By Michael Hurley, CBS Boston

BOSTON (CBS) — We’re human beings. We’re Americans. We’re sports fans. We like things to be presented as simply, as cleanly, and as tidily as possible.

So, even though most or all of us don’t understand the exact formula that goes into it, we sure do love referencing passer rating when we’re discussing and comparing quarterbacks. No, we don’t know the math, but we know the number, and that’s enough for us.

Well … we’re going to have to stop doing that. Drew Brees’ record-setting Monday night was the last straw.

In the event you weren’t watching, the 40-year-old Saints quarterback entered Monday’s game against the Colts with a chance to make history by passing Tom Brady and Peyton Manning on the all-time regular season touchdowns list. To say that Brees made the most of his opportunity would be an understatement.

Brees completed all but one of his passes, going 29-for-30 for 307 yards and four touchdowns. It probably should have been five touchdowns, but a sketchy offensive pass interference penalty before halftime postponed his inevitable record-breaking pass to the third quarter. Nevertheless, the man threw one single incompletion all night.

In doing so, Brees set a single-game record for highest completion percentage, at 96.67 percent. To reiterate: The man threw one incompletion!

It was a tremendous performance, one for the ages. Yet … according to the formula for passer rating, it didn’t qualify as a perfect night.

What?

How?

You could dig into the formula if you want to do so on your own time. But as stated earlier, we’re sports fans. Math? Division? Yuck! No thank you.

All I will share for the purpose of this story is how the formula ends, after the four components have been calculated: “The sum [of the four steps] is then divided by six and multiplied by 100.”

Oh. Oh, yeah. Now it makes sense. Just divide it by six and multiply it by 100.

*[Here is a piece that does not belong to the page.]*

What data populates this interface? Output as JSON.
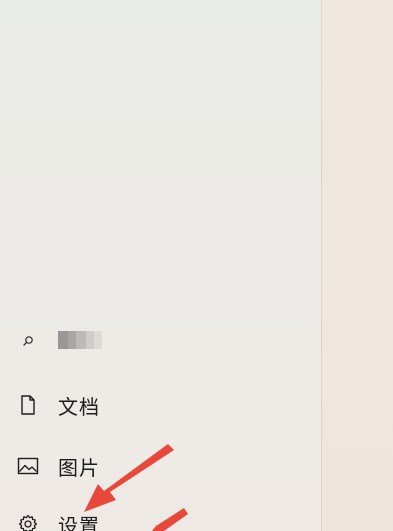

Sweet.

Anyway. The perfect passer rating has been achieved in a game many times before.

It’s been achieved by Hall of Famers like Tom Brady, Kurt Warner, Peyton Manning, Drew Brees himself, Aaron Rodgers, Ben Roethlisberger, Terry Bradshaw, Otto Graham, Sonny Jurgensen, Dan Fouts, Johnny Unitas and Joe Montana. It’s also been accomplished by guys like Robert Griffin III, Ryan Tannehill, Alex Smith, Chad Pennington, Doug Flutie, Donovan McNabb, Craig Morton, Jeff Blake, Marcus Mariota, Kerry Collins and Jared Goff. It’s happened five times this season alone.

It’s not exactly rare. Or prestigious.

So, for the sake of learning, let’s compare some of those “perfect” nights against Brees’ imperfect night. None of these QBs threw picks, so you can imagine a “0 INTs” at the end of each stat line if you’d like.

Pennington: 11-for-14, 219 yards, 3 TDs
Jurgensen: 12-for-14, 195 yards, 3 TDs
Roethlisberger: 13-for-16, 209 yards, 5 TDs
Griffin: 14-for-15, 200 yards, 4 TDs
Wilson: 14-for-17, 248 yards, 3 TDs
Graham: 14-for-18, 266 yards, 3 TDs
Morton: 14-for-18, 261 yards, 3 TDs
Manning: 16-for-20, 268 yards, 3 TDs
Warner: 17-for-21, 310 yards, 3 TDs
Tannehill: 18-for-19, 282 yards, 4 TDs
Brady: 21-for-27, 341 yards, 4 TDs
Collins: 23-for-29, 366, 4 TDs
Prescott: 25-for-32, 405 yards, 4 TDs
Geno Smith: 20-for-25, 358 yards, 3 TDs
Goff: 26-for-33, 465 yards, 5 TDs

Now throw in Brees’ night …

Brees: 29-for-30, 307 yards, 4 TDs

… and your guess is as good as any as to why that night was only worthy of a 148.9 rating, instead of a perfect 158.3 rating.

This issue with the stat isn’t necessarily new. Certainly, many folks have found it odd that the likes of Kirk Cousins and Tony Romo rank higher on the career passer rating list than Tom Brady and Peyton Manning. Or that Matt Ryan ranks higher than Joe Montana. Or that Jameis Winston is tied for 27th all time.

The stat? It’s not perfect. Brees almost was perfect, and he was certainly more perfect than many other QBs who were deemed to have been perfect. And so the statistic itself remains miles from being perfect.

We kind of knew that, but Monday night made it all the more clear.

So, from now on, even though we are big dumb sports fans, we should all agree that it would be best to use passer rating sparingly, and to always put it into context when doing so. It’s not that we need to eliminate it altogether, but never should we ever look at one player’s passer rating and use it as evidence of anything concrete, based on how it compares to another player’s passer rating.

We don’t need to erase the stat from the face of the earth, but we do need to acknowledge that the specifics can be a bit meaningless. If we can do that going forward, it would be a 158.3 plan.

You can email Michael Hurley or find him on Twitter @michaelFhurley.